Burn by Patrick Ness
Genre: Young Adult, Fantasy
Publishing Info: June 2020 by Walker Books
Star Rating: 4/5
Back Cover Summary:
In 1956 Sarah Dewhurst’s father shocks her by hiring a dragon to work the farm. The dragon is a smaller blue rather than the traditional larger reds, though even the reds are now scarce. When the blue dragon, Kazimir, unexpectedly saves Sarah and her friend Jason Inagawa from the attentions of the racist police deputy, Kelby, everything changes. Sarah is part of a prophecy and she must escape the clutches of Malcolm, an assassin from a Believer Cell, the dragon-worshiping cult. When Sarah, Malcolm, and Kazimir eventually converge, they are thrown into another universe, where dragons seem never to have existed. Can they save this world and the one they left?
Patrick Ness’s latest book, Burn, took me on a journey I was not expecting. This is my second Patrick Ness book and I can’t quite put my finger on how to describe his work. He has a unique style and his books always seem unpredictable. Although they do sometimes use tropes (e.g. a prophecy in this book) they seem different to most YA books. This time, he’s taken dragons and put them in 1950s America. That concept alone had me desperate to read it.
Burn imagines a world where dragons are real and are a normal part of life. There has been a truce of sorts between humans and dragons, meaning dragons mostly stick to their own areas. There is a lot going on in this book. We have dragons, the Cold War, FBI agents, a cult and a prophecy. And it works. Patrick Ness has created a world where dragons wandering round rural America seemed totally normal. I don’t want to say too much more about the plot as I think this is one of those books where it’s best going into it not knowing much. At the midpoint it went in a direction I wasn’t expecting and kept me on my toes. There were so many twists and I loved that I never knew what was going to happen next.
There were a lot of characters packed into a short book, so we don’t get to know them in that much depth. But I felt I knew enough about them to be invested in their stories. Kazimir was my absolute favourite character. Patrick Ness does such an amazing job of showing his personality through his body language and facial expressions. Plus, he has some of the best lines. Although this is mostly a serious save the world kind of book, there are also some lines that had me chuckling.
Burn has a diverse cast with Black and gay characters and I didn’t see any problems with the representation but I’m white and cis so I’m not in a position to claim whether it’s good rep or not. Alongside the fantasy elements like dragons, it also explores racism and homophobia in the 50s which Patrick Ness seems to have handled well. I’m glad he didn’t ignore those issues.
The book is written in third person and switches between perspectives a lot. In that way, it reminded me of a movie or TV show, in the way scenes can flick between different characters a lot more than books usually do. I don’t think this style will be for everyone, but for me I enjoyed it and I felt it kept the pace fast.

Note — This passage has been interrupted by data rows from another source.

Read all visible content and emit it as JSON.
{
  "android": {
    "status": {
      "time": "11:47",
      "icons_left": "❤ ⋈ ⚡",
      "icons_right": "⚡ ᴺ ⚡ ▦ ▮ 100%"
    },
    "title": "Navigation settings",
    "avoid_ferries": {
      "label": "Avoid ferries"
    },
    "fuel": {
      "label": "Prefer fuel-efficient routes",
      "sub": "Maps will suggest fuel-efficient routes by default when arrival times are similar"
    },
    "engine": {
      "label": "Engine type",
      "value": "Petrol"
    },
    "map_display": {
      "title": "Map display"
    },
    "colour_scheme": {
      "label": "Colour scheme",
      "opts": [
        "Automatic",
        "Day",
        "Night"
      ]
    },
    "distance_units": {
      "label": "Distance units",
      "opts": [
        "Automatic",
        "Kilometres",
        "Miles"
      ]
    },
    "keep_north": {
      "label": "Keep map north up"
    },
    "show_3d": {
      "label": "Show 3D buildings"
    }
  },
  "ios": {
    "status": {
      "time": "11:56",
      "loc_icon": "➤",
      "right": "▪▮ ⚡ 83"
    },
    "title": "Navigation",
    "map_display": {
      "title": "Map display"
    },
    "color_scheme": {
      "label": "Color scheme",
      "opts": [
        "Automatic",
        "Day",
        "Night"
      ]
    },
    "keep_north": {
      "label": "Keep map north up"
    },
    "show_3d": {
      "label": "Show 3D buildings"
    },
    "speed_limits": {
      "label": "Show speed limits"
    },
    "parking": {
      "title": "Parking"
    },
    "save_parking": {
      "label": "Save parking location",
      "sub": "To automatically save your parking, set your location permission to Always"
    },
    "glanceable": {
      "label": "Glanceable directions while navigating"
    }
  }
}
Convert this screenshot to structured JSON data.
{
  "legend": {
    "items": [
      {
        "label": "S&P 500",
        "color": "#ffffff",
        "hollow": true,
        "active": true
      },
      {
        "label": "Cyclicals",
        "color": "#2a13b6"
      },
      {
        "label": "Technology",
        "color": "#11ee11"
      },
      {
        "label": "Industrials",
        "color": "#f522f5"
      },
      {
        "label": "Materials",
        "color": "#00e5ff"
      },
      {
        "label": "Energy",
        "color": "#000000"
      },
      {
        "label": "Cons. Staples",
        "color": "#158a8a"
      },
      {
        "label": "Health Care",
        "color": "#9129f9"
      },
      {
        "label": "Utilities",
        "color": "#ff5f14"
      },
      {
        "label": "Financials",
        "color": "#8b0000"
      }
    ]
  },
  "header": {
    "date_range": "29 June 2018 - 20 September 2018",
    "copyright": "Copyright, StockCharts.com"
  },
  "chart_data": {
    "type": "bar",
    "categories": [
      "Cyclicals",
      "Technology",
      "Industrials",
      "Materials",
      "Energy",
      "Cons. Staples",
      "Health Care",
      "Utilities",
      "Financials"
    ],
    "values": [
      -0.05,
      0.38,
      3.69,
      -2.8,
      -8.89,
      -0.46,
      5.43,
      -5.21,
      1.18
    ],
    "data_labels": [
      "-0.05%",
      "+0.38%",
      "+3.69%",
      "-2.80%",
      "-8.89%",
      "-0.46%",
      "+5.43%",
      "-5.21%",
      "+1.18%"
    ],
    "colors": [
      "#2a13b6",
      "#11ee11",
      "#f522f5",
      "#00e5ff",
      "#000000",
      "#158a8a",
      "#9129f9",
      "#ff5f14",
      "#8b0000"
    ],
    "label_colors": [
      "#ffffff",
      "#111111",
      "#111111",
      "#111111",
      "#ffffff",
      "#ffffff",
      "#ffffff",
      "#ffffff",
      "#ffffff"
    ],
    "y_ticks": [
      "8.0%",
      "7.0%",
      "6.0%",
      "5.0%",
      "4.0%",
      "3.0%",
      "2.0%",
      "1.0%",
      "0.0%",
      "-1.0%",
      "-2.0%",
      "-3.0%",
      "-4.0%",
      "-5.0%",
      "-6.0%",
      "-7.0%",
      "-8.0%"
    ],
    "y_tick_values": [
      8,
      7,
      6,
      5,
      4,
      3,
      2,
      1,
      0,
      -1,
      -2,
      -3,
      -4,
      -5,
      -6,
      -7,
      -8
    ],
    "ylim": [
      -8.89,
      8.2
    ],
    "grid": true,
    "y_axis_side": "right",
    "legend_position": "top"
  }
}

Burn is imaginative and not entirely what I was expecting, in a good way, because it constantly surprised me. I’ve not read anything else like it. It’s bizarre but totally captivating.